On Tuesday Dr. Anthony Fauci, the nation’s top infectious-disease expert, warned that the number of daily new reported infections could surge to 100,000 if Americans don’t start following public health recommendations.
Beyond the coronavirus, analysts also point to the upcoming U.S. elections and other risks that could upset markets. If Democrats sweep Capitol Hill and the White House, which many investors see as at least possible, it could mean higher tax rates, which could weaken corporate profits.
The S&P 500 gained 47.05 points to 3,100.29 on Tuesday. The Dow Jones Industrial Average rose 217.08 points, or 0.9%, to 25,812.88. It had briefly been down 120 points. The Nasdaq composite climbed 184.61 points, or 1.9%, to 10,058.77.
The S&P 500 has rallied back to within nearly 8.4% of its record set in February, after being down nearly 34% in late March. At one point earlier this month, it had climbed as close as 4.5%.

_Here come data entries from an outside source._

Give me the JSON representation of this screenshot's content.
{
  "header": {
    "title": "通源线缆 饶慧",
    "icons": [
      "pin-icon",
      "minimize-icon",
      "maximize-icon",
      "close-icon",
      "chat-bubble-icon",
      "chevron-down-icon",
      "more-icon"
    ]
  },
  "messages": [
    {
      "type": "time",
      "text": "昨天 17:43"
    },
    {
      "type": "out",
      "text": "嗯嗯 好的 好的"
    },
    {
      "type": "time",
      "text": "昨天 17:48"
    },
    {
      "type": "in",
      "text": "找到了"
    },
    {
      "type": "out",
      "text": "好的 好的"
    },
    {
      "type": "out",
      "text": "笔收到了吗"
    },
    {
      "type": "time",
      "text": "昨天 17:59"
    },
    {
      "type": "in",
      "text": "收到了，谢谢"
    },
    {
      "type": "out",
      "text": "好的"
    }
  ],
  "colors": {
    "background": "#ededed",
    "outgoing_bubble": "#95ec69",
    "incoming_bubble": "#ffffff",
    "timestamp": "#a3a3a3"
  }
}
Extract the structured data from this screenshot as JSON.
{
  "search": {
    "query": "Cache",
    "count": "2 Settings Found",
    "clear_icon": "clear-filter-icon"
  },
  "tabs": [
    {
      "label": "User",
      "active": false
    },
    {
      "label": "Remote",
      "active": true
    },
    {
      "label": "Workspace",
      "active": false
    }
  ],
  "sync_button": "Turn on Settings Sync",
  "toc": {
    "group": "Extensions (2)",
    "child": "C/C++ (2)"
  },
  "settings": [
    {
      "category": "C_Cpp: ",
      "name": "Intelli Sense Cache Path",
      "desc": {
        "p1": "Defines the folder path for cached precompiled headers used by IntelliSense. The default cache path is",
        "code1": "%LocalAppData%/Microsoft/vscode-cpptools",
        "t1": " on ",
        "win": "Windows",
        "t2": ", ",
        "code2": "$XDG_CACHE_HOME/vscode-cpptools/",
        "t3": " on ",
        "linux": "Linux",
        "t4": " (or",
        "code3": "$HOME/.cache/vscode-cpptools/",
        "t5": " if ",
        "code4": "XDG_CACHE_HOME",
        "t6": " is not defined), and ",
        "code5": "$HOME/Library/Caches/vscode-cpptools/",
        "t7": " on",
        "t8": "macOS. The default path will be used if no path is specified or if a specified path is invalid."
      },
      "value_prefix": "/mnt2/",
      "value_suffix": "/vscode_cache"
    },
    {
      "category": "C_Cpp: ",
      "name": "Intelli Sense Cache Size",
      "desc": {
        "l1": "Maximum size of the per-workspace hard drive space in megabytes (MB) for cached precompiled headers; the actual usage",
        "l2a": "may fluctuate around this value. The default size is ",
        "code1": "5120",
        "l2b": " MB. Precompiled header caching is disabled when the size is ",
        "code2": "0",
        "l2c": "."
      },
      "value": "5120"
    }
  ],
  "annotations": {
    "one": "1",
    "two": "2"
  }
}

Technology, health care and financial companies powered much of the market’s broad gains Friday. The buying accelerated after a report showed stronger-than-expected improvement in consumer confidence this month.
“Broadly speaking, the market is reacting to economic data that is better than expected,” said Brent Schutte, chief investment strategist at Northwestern Mutual Wealth Management.
Schutte said the market is being supported by the likelihood that there won’t be a nationwide shutdown again, aggressive monetary policy and hopes for a vaccine sooner rather than later. “The path of least resistance is still two steps forward, one step back,” he said.
Crude oil has had a similar rebound as stocks through the second quarter, though it’s still well below where it was before the pandemic struck.
A barrel of U.S. crude oil slid 43 cents to settle at $39.27 Tuesday, but it’s still nearly double where it was at the end of the first quarter. It’s also in a different world from April, when prices in one corner of the U.S. crude market briefly went below zero amid worries that collapsing demand would leave nowhere to store all the unused oil. Brent crude oil fell 56 cents to settle at $41.15 a barrel.
The yield on the 10-year Treasury rose to 0.66% from 0.63% late Monday. It too has rallied back from its lows when recession worries were at their height. It set a record low in March when it briefly dipped below 0.50%, according to Tradeweb. The yield tends to move with investors' expectations for the economy and inflation.
European stocks closed mixed, and Asian markets finished higher.